Page and application data records:

· · ·

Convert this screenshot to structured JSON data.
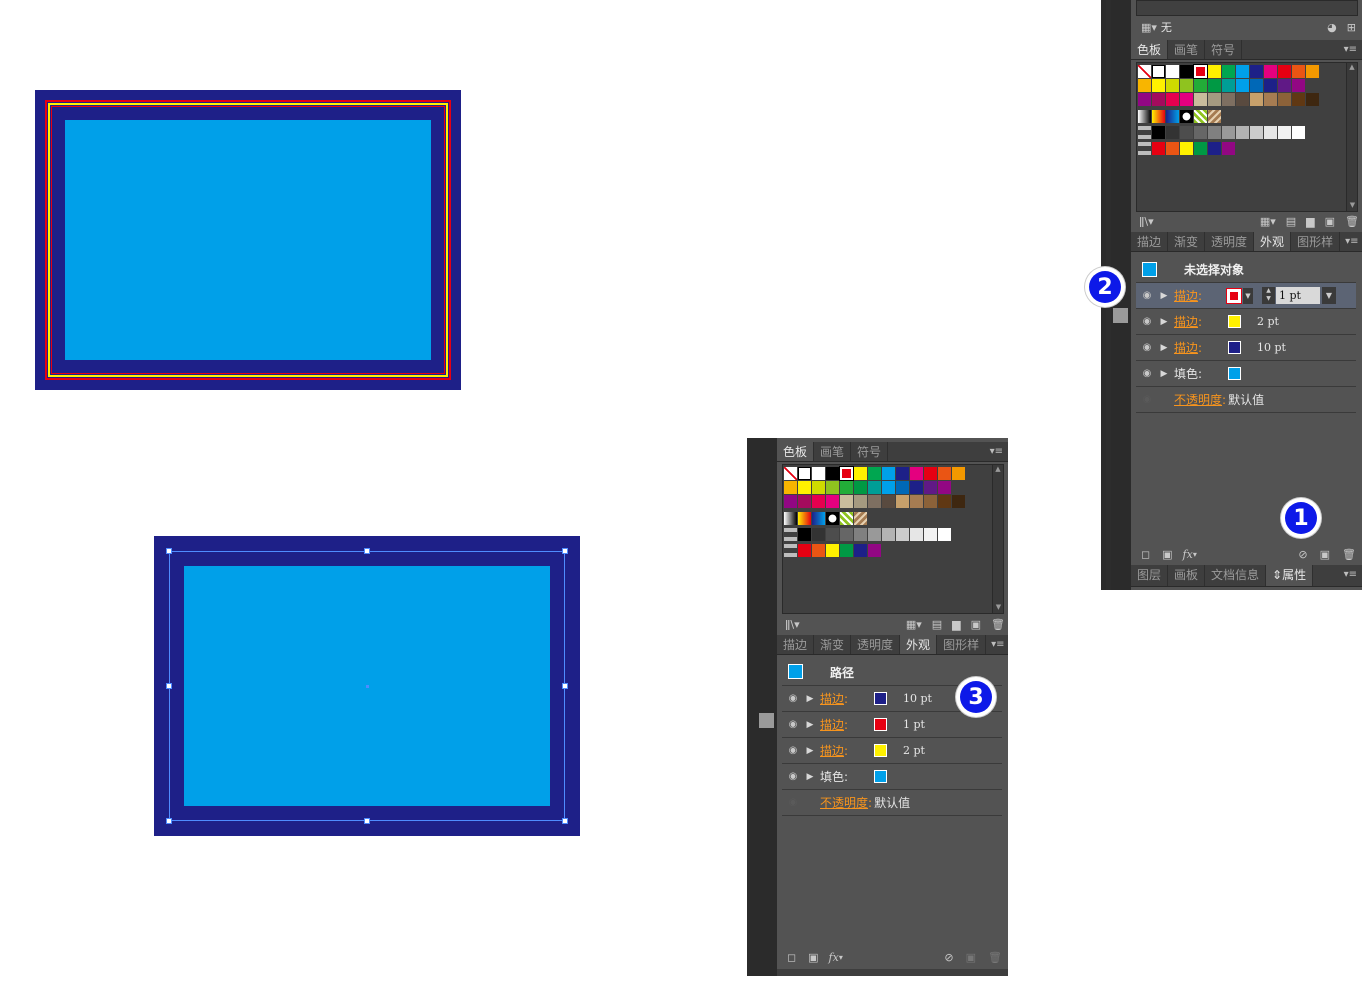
{
  "colors": {
    "navy": "#1e2088",
    "cyan": "#00a0e9",
    "red": "#e60012",
    "yellow": "#fff100",
    "badge": "#0d19e8",
    "link_orange": "#f7941d"
  },
  "top_right_panel": {
    "brush_row": {
      "brush_icon": "brush-library-icon",
      "none_label": "无"
    },
    "tabs": [
      "色板",
      "画笔",
      "符号"
    ],
    "appearance_tabs": [
      "描边",
      "渐变",
      "透明度",
      "外观",
      "图形样"
    ],
    "header_title": "未选择对象",
    "rows": [
      {
        "label": "描边",
        "color": "#e60012",
        "value": "1 pt",
        "highlighted": true
      },
      {
        "label": "描边",
        "color": "#fff100",
        "value": "2 pt"
      },
      {
        "label": "描边",
        "color": "#1e2088",
        "value": "10 pt"
      },
      {
        "label": "填色",
        "color": "#00a0e9",
        "value": ""
      }
    ],
    "opacity_label": "不透明度",
    "opacity_value": "默认值",
    "bottom_tabs": [
      "图层",
      "画板",
      "文档信息",
      "属性"
    ]
  },
  "bottom_panel": {
    "tabs": [
      "色板",
      "画笔",
      "符号"
    ],
    "appearance_tabs": [
      "描边",
      "渐变",
      "透明度",
      "外观",
      "图形样"
    ],
    "header_title": "路径",
    "rows": [
      {
        "label": "描边",
        "color": "#1e2088",
        "value": "10 pt"
      },
      {
        "label": "描边",
        "color": "#e60012",
        "value": "1 pt"
      },
      {
        "label": "描边",
        "color": "#fff100",
        "value": "2 pt"
      },
      {
        "label": "填色",
        "color": "#00a0e9",
        "value": ""
      }
    ],
    "opacity_label": "不透明度",
    "opacity_value": "默认值"
  },
  "badges": {
    "one": "1",
    "two": "2",
    "three": "3"
  },
  "fx_label": "fx"
}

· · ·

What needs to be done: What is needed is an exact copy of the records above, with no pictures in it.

Task result:
Convert this screenshot to structured JSON data.
{
  "colors": {
    "navy": "#1e2088",
    "cyan": "#00a0e9",
    "red": "#e60012",
    "yellow": "#fff100",
    "badge": "#0d19e8",
    "link_orange": "#f7941d"
  },
  "top_right_panel": {
    "brush_row": {
      "brush_icon": "brush-library-icon",
      "none_label": "无"
    },
    "tabs": [
      "色板",
      "画笔",
      "符号"
    ],
    "appearance_tabs": [
      "描边",
      "渐变",
      "透明度",
      "外观",
      "图形样"
    ],
    "header_title": "未选择对象",
    "rows": [
      {
        "label": "描边",
        "color": "#e60012",
        "value": "1 pt",
        "highlighted": true
      },
      {
        "label": "描边",
        "color": "#fff100",
        "value": "2 pt"
      },
      {
        "label": "描边",
        "color": "#1e2088",
        "value": "10 pt"
      },
      {
        "label": "填色",
        "color": "#00a0e9",
        "value": ""
      }
    ],
    "opacity_label": "不透明度",
    "opacity_value": "默认值",
    "bottom_tabs": [
      "图层",
      "画板",
      "文档信息",
      "属性"
    ]
  },
  "bottom_panel": {
    "tabs": [
      "色板",
      "画笔",
      "符号"
    ],
    "appearance_tabs": [
      "描边",
      "渐变",
      "透明度",
      "外观",
      "图形样"
    ],
    "header_title": "路径",
    "rows": [
      {
        "label": "描边",
        "color": "#1e2088",
        "value": "10 pt"
      },
      {
        "label": "描边",
        "color": "#e60012",
        "value": "1 pt"
      },
      {
        "label": "描边",
        "color": "#fff100",
        "value": "2 pt"
      },
      {
        "label": "填色",
        "color": "#00a0e9",
        "value": ""
      }
    ],
    "opacity_label": "不透明度",
    "opacity_value": "默认值"
  },
  "badges": {
    "one": "1",
    "two": "2",
    "three": "3"
  },
  "fx_label": "fx"
}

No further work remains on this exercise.